* Imani (Faith): To believe with all our hearts in God, our people, our parents, our teachers, our leaders, and the righteousness and victory of our struggle.
Since the establishment of the holiday over 40 years ago, the number of participants has grown to 2 to 4 million people in the United States and Canada on average, to over 20 million at the peak of the holiday’s popularity.
Perhaps a lesser known aspect of Maulana Karenga’s legacy is the introduction of “kawaida”.
According to the Us Organization website, Kawaida “is the continuing quest to define and become the best of what it means to be both African and human in the fullest sense.” The philosophy is especially focused on what are known as the seven areas of culture: history; spirituality and ethics; social organization; political organization; economic organization; creative production (art, music, literature, dance, etc.) and ethos.
In his revolutionary work, Kemet, Afrocentricity, and Knowledge, Dr. Molefi Kete Asante cites a clear explaination for the purpose of kawaida from Dr. Karenga himself:
” Kawaida maintains that it is the fact that Blacks have a popular culture rather than a national culture which stands at the heart of the cultural crisis they suffer. The problem of popular culture begins to become clear by its very definition.
Popular culture, Kawaida posits, is the unconscious, fluid reaction to everyday life and environment. In other words, it is social thought and practice defined and limited by its unconsciousness, fluidity, and reactiveness.
By contrast, national culture is the self-conscious, collective thought and practice through which a people creates itself, celebrates itself, and introduces itself to history and humanity.”
As a testament to both the necessity and importance of the Kawaida project, thousands of adherents participate in the annual Kawaida Institute of Pan-African Studies (KIPAS) Seminar – the most recent of which was held in Los Angeles, and covered topics ranging from HIV/AIDS to Troy Davis, Trayvon, Police, Vigilantes and Racial Targeting.
The discussions held during these conventions, and amongst all adherents of the prinicples of kawaida are in keeping with a true Afrocentric perspective. Dr. Karenga writes:
“the first thing that makes Kawaida unique and distinct from all other philosophies and forms of thought is its embrace of Africa as a moral, spiritual and intellectual ideal, in a word, as its cultural ideal.
This is to say, Kawaida engages and embraces African culture as the paradigmatic and indispensable source of models, meanings and ways of being moral, spiritual, intellectual and social, in a word, of being human in the world. Thus, at every time and turn, on every critical question about life and living, we ask, what does Africa have to say about this?

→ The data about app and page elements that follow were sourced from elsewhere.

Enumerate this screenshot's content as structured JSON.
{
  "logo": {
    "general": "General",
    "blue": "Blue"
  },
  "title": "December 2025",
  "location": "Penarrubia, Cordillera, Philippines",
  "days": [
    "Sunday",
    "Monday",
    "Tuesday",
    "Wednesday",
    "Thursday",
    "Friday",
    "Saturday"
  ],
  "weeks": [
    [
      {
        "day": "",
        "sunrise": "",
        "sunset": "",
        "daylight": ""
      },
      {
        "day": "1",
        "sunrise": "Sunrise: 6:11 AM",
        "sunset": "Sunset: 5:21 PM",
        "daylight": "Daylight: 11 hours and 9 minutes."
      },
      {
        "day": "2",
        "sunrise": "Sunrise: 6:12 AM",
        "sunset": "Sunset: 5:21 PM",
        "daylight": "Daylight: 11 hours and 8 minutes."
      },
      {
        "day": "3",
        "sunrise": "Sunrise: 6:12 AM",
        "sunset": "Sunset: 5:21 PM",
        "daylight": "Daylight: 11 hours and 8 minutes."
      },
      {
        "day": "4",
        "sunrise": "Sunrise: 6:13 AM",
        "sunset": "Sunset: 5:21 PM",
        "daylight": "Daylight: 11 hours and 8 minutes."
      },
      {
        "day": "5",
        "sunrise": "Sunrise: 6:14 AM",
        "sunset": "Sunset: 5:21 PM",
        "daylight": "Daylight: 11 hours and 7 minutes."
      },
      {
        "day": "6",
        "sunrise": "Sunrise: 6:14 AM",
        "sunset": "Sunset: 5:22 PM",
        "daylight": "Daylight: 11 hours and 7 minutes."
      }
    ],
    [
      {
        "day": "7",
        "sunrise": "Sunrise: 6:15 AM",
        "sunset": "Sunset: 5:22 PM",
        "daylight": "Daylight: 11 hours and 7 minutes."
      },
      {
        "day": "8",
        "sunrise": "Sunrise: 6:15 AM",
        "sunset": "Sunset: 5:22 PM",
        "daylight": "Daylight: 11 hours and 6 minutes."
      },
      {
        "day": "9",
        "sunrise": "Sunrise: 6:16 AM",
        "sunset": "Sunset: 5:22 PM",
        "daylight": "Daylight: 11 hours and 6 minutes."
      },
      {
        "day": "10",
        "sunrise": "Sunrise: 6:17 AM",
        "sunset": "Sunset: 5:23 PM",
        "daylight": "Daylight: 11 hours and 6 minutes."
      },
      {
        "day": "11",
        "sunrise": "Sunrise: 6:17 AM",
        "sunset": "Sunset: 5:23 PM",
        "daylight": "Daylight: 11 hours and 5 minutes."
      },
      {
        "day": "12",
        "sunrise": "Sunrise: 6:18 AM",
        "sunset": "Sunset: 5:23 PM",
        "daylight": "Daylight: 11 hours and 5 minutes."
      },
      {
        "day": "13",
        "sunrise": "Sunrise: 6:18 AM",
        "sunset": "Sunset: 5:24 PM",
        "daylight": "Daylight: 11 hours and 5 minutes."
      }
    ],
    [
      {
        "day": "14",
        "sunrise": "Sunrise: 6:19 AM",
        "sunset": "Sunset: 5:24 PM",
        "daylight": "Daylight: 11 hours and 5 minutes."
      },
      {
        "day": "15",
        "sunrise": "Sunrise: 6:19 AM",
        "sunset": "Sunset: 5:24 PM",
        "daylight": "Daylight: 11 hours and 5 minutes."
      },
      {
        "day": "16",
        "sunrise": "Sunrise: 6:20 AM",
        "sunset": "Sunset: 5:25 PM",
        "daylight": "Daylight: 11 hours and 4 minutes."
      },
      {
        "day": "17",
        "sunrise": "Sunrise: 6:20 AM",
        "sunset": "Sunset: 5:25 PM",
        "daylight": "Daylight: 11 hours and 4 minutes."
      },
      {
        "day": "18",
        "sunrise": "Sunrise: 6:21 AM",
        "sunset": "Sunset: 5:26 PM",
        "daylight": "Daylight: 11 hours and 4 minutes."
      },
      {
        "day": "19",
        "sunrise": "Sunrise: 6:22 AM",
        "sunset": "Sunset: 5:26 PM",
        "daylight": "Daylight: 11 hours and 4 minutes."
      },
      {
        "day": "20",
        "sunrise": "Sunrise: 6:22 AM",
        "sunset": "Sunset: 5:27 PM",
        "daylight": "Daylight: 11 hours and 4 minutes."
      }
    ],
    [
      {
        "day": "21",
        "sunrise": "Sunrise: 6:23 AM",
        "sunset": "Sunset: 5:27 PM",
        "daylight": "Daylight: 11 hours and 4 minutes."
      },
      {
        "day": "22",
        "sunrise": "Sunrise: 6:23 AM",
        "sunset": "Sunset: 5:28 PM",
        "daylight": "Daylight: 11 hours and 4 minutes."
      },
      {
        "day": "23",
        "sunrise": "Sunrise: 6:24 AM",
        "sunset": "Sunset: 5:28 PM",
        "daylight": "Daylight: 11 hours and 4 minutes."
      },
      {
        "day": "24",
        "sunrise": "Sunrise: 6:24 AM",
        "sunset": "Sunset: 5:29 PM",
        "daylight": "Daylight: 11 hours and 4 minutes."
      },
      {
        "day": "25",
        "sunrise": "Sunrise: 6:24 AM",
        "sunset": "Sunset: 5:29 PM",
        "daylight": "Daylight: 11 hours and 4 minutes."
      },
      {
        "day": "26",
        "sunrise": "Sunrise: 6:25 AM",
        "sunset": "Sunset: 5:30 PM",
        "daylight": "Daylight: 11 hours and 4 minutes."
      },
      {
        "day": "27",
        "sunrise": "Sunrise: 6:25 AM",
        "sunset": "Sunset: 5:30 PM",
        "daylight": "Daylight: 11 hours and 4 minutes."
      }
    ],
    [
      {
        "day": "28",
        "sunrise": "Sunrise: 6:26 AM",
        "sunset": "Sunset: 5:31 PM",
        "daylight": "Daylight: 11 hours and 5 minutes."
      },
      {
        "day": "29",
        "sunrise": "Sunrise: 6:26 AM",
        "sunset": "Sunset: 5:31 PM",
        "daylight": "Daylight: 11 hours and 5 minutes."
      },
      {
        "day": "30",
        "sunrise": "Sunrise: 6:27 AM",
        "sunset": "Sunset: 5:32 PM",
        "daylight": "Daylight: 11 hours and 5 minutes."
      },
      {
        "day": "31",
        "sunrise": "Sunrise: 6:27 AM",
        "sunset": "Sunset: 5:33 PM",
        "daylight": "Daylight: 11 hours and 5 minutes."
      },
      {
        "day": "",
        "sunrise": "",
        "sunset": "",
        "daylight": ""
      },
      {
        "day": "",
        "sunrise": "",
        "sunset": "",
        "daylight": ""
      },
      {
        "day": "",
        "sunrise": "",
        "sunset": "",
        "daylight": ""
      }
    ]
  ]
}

Others might seek answers to such critical questions from other later ancient lands: Israel, Arabia, China, India, Greece, Rome, etc., but we ask Africa.”
Dr Maulana Karenga Books
Dr. Maulana Karenga Today
Although not without controversy, Dr. Maulana Karenga remains a giant in the pantheon of great Black scholars, thinkers, organizers, and influencers. Molefi Asante named him one of the 100 Greatest African Americans in 2002.
Each year, hundreds of students receive his tutelage as the Chair of the Africana Studies Department at California State University in Long Beach, and as the Director of the Kawaida Institute for Pan African Studies.
During Black History month, 2013, Dr. Karenga was invited to Florida A&M University’s Black History Month Convocation. In this article, he is quoted as saying “We must interpret our own history. We must in fact hold our history sacred for there is not history more holy, no people more sacred and no narrative more wanted to be told or taught than our own.”
Dr. Maulana Karenga can be reached at 3018 West 48th Street Los Angeles, CA 90043-1335, or by calling (323) 299-6124.